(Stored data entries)
↓↓↓

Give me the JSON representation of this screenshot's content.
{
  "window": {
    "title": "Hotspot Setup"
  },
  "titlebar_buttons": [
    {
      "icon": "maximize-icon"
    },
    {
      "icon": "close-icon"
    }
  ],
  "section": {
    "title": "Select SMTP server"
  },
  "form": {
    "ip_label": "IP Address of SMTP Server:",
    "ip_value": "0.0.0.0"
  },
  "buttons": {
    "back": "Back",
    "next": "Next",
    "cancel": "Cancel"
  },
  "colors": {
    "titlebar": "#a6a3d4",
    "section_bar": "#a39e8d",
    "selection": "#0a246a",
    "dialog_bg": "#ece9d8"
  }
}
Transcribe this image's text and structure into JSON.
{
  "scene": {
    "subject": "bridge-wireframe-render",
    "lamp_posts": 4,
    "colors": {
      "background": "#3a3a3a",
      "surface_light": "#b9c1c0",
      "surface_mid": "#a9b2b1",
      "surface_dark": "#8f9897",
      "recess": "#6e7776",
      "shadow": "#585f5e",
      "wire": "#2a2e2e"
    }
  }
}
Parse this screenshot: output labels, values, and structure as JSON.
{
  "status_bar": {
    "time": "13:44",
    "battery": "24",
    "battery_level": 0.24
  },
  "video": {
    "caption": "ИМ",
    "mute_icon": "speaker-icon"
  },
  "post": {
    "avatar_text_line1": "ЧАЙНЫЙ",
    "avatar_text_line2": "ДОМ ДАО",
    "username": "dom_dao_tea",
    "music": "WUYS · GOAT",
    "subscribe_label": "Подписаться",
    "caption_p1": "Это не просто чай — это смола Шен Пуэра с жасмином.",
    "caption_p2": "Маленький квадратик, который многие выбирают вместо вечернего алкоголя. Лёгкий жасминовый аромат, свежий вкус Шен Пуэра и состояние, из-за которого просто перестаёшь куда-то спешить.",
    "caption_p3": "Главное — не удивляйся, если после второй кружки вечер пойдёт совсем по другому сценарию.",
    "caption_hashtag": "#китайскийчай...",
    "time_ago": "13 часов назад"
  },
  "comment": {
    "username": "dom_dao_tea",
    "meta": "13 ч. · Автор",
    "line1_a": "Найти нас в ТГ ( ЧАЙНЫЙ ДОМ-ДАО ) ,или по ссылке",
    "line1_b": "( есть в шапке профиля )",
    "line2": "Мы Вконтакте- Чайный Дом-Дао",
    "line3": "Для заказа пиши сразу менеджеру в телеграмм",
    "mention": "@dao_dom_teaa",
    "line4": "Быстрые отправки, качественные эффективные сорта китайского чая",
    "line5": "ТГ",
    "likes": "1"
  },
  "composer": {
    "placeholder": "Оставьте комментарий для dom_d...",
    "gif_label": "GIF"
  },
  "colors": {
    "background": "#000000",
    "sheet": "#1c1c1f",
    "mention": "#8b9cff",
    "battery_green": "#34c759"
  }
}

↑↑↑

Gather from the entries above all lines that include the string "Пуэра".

    "caption_p1": "Это не просто чай — это смола Шен Пуэра с жасмином.",
    "caption_p2": "Маленький квадратик, который многие выбирают вместо вечернего алкоголя. Лёгкий жасминовый аромат, свежий вкус Шен Пуэра и состояние, из-за которого просто перестаёшь куда-то спешить.",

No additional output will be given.